The Mekong is also the natural habitat of the endangered Irrawaddy dolphin.
The 4,000 islands region, as it’s known, is home to one of world’s biggest Irrawaddy dolphin pools — a whopping 11 individuals.
Foreigners come to munch fried rice, dangle their feet in the tepid chocolate-colored waters and watch these vanishing mammals swim just 50 feet from the riverside. Set amid the lush rain forest, emerald rice fields, homes on stilts and golden-roofed Buddhist pagodas, it’s hardly surprising that this region is attracting tourists.
At least for the moment.
With the hush of waterfalls in the back, it’s a sublime experience, even for locals like Kem At, who operates a slow-moving tour boat big enough for 10 tourists to squeeze in.
“The Mekong dolphin doesn\’t jump,” At patiently tells tourists, smiling as he watches one of the dolphins cut the surface.
This month, workers will begin constructing a 100-foot-high, 256-megawatt dam that will eventually tower over the river, according to a communiqué filed by the Communist government.

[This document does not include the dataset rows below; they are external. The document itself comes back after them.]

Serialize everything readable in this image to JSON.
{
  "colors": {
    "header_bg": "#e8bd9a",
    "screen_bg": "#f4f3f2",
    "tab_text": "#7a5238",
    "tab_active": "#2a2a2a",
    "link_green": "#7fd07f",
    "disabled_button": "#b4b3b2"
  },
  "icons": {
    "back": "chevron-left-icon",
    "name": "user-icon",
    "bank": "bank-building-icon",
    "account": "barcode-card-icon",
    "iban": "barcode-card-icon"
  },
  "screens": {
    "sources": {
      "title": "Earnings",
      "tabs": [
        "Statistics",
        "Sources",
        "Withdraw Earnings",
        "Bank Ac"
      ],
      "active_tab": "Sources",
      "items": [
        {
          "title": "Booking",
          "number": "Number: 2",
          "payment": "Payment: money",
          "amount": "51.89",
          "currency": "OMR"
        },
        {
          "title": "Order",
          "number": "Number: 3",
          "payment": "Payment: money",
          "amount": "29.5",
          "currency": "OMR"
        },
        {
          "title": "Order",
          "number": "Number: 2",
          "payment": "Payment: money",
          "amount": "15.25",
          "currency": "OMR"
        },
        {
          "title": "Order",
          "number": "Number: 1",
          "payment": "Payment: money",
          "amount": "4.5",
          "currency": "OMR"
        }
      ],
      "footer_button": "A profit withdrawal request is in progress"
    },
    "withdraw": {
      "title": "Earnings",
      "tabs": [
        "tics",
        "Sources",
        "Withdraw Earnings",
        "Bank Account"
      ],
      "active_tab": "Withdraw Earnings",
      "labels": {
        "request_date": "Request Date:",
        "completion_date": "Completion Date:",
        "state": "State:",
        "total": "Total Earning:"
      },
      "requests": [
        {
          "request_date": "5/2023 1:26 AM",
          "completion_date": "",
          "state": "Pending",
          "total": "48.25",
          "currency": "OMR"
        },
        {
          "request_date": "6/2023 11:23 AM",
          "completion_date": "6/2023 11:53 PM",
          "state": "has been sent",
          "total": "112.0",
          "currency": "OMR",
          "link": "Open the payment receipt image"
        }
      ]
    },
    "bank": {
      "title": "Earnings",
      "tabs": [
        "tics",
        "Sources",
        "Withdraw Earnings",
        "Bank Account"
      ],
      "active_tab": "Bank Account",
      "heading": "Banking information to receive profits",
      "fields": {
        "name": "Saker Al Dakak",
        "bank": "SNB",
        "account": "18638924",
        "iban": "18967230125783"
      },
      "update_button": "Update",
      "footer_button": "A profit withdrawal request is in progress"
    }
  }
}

Within the next year, scientists say, these dolphins will almost certainly be wiped out. Soon after, millions of fish in southern Laos will perish as well.